Task instructions:
Tally every line of the records below that includes "JSON", and reply with the total alone.

Data items:
┌────────

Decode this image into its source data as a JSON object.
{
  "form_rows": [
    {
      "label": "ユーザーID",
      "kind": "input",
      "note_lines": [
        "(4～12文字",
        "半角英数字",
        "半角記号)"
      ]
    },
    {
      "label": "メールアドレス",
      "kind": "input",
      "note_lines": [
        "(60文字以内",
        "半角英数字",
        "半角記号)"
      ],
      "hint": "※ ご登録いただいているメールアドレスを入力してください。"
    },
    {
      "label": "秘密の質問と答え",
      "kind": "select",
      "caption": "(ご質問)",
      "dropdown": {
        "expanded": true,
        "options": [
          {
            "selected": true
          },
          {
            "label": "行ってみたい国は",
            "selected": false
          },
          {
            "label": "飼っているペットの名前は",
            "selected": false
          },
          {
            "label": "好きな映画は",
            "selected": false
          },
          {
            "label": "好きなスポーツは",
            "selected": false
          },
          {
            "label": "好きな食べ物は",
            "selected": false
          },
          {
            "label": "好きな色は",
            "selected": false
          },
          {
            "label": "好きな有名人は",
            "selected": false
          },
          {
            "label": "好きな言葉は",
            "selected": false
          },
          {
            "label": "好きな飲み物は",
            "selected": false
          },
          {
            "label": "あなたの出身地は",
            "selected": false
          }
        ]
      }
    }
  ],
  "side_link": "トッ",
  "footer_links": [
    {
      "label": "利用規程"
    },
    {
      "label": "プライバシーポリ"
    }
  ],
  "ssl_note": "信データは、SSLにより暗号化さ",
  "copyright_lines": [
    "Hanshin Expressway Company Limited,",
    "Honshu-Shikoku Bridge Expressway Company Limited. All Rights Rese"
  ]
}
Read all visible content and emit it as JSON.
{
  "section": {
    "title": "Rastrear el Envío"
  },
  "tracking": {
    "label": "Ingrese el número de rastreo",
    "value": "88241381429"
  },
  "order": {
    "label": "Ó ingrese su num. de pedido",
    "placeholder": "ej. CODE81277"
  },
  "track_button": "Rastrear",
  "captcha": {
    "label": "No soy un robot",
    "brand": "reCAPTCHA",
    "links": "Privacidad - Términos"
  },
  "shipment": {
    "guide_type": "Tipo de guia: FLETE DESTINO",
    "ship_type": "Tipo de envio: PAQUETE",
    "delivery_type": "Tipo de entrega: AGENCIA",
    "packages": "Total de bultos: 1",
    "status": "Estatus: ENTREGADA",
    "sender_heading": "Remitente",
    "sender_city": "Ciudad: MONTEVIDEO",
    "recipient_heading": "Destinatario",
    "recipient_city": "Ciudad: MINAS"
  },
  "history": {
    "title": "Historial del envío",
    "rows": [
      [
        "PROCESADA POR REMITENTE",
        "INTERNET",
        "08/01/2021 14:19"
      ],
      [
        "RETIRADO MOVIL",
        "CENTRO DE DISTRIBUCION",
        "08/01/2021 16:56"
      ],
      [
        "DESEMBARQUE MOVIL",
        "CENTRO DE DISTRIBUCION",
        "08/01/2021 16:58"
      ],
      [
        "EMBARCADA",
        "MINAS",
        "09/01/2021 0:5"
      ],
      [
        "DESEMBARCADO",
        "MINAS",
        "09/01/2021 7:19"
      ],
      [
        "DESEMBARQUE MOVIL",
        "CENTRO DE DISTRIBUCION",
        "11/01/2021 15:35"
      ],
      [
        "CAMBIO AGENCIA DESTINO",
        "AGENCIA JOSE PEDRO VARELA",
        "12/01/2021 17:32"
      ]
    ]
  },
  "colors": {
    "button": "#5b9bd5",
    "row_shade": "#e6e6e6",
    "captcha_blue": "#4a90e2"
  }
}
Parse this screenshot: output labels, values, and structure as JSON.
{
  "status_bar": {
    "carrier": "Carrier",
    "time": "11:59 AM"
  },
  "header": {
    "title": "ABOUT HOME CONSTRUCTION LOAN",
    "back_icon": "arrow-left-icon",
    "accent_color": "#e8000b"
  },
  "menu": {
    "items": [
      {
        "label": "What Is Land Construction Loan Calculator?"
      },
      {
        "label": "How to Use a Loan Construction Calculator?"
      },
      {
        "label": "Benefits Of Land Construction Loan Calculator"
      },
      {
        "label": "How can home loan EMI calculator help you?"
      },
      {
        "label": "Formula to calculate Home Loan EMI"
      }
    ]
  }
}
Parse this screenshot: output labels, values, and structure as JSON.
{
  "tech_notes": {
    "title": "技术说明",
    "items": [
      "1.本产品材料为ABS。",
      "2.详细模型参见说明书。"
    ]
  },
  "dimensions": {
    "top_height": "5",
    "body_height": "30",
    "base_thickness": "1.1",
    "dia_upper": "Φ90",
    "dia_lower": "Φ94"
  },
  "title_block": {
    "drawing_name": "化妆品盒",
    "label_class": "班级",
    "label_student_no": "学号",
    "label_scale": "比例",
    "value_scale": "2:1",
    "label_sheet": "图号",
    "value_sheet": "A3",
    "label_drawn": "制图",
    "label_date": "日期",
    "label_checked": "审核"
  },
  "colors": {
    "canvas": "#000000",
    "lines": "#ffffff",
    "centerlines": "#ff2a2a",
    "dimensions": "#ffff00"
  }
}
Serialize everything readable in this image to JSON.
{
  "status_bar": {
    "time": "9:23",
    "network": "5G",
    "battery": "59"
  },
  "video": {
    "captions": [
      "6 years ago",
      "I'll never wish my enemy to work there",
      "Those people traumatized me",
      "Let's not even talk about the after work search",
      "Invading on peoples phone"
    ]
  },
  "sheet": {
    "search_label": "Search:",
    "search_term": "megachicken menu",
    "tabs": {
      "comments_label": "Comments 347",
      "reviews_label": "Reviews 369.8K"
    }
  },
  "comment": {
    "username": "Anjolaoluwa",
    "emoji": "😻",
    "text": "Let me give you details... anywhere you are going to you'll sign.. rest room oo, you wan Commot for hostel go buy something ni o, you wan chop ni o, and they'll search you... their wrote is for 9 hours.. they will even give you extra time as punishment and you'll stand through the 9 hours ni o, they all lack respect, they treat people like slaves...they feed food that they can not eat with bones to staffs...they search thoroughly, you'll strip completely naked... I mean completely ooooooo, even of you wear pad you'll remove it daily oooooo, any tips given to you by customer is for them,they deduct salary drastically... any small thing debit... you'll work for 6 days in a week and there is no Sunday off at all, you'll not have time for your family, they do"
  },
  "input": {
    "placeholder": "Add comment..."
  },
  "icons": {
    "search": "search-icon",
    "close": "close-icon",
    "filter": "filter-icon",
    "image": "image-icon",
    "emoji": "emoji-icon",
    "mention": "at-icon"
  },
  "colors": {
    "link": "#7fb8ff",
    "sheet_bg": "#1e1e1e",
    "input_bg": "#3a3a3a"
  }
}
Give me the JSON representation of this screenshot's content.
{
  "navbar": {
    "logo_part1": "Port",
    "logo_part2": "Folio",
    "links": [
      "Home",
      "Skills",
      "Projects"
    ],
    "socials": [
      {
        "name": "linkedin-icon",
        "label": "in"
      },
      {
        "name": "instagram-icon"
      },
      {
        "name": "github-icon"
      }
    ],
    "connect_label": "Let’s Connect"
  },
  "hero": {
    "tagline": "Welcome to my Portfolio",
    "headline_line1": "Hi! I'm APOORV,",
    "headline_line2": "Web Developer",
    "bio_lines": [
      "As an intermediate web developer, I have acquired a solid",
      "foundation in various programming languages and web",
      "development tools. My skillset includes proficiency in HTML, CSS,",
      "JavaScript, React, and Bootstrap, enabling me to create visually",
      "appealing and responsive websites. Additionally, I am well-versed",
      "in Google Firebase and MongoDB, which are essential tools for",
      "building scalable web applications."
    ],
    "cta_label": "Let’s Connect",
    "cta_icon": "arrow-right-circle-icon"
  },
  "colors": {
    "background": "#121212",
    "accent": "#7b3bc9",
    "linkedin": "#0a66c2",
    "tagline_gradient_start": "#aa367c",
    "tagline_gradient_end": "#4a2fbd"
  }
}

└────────

Written response:
6